Plan to rebuild Mosul Old City under review
The Iraqi government is considering a new plan for the reconstruction of Mosul's Old City, which was heavily damaged during the battle to oust the "Islamic State of Iraq and Syria" (ISIS) in 2017.
Officials say the plan would be funded via a programme supported by the federal budget, donor countries and organisations supporting reconstruction in Iraq.
The "Old City Project" was drawn up after extensive studies and consultations with the Iraqi government, Mosul municipality director Radwan al-Shahwani told Diyaruna.
It has now been submitted to the Iraqi cabinet for formal approval, he said.
Once it has been approved, he said, the first step will be to organise and execute a wide-scale campaign to remove all the remaining rubble from the Old City, under the direct supervision of the Ninawa local government.
The second phase will include drawing up a blueprint for the reconstruction of the Old City that will help guide the restoration of services.
For this, Ninawa has obtained the approval of the Ministry of Construction and Housing, which is in charge of developing the basic designs for cities, he said.
The work will be implemented in co-ordination with the Directorate of Urban Planning, al-Shahwani added.
These steps are two of the most important stages of the reconstruction project, which will then proceed based on special priorities and according to timetables to be determined later, he said.
Creating local jobs
All visions and proposals related to the project that were presented by the local government in Mosul have been submitted to the cabinet and are currently under review, Deputy Minister of Migration Jassim al-Attiyah told Diyaruna.
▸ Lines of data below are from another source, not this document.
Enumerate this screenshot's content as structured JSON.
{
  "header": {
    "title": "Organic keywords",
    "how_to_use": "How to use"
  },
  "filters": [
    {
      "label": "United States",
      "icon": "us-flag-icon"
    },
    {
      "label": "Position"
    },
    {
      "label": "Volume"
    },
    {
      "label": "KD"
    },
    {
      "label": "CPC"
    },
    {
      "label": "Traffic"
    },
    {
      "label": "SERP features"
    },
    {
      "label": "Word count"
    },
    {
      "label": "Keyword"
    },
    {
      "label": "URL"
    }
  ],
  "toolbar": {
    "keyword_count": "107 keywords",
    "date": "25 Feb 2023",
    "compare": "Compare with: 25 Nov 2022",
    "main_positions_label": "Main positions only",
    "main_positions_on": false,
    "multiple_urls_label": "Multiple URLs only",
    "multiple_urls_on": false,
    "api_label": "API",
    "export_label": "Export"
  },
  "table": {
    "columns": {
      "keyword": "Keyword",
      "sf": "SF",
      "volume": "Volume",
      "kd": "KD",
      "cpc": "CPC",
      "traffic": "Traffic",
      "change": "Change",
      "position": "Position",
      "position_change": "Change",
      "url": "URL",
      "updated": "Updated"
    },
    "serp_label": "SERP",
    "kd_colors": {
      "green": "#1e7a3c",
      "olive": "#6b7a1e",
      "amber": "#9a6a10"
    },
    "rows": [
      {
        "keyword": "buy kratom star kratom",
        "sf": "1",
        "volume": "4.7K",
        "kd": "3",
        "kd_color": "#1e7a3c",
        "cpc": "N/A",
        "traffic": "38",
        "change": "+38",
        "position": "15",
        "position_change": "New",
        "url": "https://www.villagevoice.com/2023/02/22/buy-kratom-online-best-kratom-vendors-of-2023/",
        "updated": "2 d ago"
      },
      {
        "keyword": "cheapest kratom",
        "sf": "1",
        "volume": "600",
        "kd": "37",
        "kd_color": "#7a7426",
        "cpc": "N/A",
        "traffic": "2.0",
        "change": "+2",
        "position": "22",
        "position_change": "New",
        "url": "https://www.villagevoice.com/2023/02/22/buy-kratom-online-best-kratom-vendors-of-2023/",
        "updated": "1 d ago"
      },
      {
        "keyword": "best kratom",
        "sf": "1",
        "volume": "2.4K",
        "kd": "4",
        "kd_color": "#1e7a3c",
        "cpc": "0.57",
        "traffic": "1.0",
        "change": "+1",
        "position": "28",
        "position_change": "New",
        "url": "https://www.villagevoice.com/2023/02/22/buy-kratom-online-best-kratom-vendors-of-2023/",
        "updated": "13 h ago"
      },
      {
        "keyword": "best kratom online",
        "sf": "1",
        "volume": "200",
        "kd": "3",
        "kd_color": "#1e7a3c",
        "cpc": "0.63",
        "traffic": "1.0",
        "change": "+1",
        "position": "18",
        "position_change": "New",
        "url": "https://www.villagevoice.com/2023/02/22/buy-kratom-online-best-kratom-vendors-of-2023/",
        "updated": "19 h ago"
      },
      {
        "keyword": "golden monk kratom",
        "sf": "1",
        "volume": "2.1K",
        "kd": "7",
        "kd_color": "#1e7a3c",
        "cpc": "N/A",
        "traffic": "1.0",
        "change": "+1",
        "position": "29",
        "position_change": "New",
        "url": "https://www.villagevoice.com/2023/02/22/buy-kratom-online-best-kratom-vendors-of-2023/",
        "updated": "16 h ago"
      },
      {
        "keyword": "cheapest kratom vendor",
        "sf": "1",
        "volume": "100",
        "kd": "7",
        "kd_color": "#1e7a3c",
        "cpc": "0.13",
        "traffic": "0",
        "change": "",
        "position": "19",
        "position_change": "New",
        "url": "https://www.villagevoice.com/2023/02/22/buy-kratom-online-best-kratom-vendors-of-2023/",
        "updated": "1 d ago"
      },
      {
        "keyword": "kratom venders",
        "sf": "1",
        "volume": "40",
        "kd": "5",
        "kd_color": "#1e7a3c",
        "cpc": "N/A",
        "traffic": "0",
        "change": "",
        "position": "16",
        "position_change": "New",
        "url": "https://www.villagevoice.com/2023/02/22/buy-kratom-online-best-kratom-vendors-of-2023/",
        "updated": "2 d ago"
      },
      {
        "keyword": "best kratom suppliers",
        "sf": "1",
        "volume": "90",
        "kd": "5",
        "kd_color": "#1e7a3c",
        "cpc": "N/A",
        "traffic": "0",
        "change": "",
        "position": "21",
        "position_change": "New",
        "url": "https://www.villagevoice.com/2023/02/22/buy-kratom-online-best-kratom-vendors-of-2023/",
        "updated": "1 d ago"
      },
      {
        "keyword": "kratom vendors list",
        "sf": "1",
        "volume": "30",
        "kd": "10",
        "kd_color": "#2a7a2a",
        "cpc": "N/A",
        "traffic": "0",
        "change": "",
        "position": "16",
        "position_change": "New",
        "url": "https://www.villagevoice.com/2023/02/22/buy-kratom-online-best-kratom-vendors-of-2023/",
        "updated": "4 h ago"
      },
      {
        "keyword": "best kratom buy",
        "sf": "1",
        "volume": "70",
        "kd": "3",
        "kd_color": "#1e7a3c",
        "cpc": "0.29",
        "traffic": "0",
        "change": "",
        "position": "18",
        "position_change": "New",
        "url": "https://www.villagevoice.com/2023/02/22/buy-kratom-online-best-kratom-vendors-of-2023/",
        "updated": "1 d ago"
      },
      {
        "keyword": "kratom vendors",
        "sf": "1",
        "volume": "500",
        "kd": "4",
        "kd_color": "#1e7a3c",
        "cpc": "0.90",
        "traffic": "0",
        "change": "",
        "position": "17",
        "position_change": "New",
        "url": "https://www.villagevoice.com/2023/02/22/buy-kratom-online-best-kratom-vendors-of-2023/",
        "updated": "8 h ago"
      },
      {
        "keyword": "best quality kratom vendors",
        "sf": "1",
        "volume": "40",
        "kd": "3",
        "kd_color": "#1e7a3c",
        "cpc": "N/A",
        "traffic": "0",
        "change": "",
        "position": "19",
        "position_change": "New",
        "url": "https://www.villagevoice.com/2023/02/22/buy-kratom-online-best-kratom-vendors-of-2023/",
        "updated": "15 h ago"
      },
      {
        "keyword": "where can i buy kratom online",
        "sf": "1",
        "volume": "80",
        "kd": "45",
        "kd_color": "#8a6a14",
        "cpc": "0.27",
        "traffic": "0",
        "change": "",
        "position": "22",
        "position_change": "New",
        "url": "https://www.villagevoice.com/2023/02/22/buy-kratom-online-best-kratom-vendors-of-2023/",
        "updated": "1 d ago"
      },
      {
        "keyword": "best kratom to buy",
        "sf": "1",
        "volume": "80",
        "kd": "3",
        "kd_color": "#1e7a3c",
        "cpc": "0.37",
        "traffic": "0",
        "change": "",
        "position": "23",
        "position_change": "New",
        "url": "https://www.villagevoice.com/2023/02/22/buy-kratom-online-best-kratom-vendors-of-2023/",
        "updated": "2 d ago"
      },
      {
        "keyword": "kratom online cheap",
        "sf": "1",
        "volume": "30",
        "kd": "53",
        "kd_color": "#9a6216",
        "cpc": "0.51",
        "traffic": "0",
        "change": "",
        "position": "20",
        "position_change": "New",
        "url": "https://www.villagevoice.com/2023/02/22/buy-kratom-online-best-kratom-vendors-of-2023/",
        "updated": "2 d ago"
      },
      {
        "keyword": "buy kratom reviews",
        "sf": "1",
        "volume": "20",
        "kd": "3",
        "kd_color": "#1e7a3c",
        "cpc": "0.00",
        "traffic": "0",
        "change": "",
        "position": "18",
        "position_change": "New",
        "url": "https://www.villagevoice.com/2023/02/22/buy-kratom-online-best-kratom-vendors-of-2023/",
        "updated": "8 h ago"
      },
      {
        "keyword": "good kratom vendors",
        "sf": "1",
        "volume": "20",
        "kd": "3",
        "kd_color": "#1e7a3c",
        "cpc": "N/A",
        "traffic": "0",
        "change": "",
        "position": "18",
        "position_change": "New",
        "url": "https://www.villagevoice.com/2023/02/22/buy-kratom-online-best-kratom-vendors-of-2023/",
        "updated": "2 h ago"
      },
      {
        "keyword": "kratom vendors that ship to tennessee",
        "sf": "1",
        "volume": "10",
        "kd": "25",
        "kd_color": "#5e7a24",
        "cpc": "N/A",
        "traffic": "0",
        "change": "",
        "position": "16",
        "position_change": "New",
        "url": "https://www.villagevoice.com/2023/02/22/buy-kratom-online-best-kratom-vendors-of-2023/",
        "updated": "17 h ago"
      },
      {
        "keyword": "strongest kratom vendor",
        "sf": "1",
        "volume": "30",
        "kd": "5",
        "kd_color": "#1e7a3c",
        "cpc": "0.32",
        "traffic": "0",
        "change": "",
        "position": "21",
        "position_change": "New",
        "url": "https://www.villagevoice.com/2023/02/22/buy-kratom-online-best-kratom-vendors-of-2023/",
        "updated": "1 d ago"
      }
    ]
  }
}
Al-Attiyah, who visited Mosul on September 8th to discuss the proposal, said the government will later allocate a special budget for the project’s implementation and appoint a local administration to supervise and carry out the work.
Such projects should make use of local labour, said Shifa Taha, who heads the General Federation of Trade Unions (GFTU) in Mosul.
This would provide city residents with "a social benefit" in addition to the economic benefits derived from the reconstruction, he told Diyaruna.
He requested that the Ninawa local government involve the GFTU in any new reconstruction projects implemented in the province.
Iraqi labour law requires foreign companies operating in the country to employ local labour, he added, noting that they must account for no less than 52% of the workforce on every project.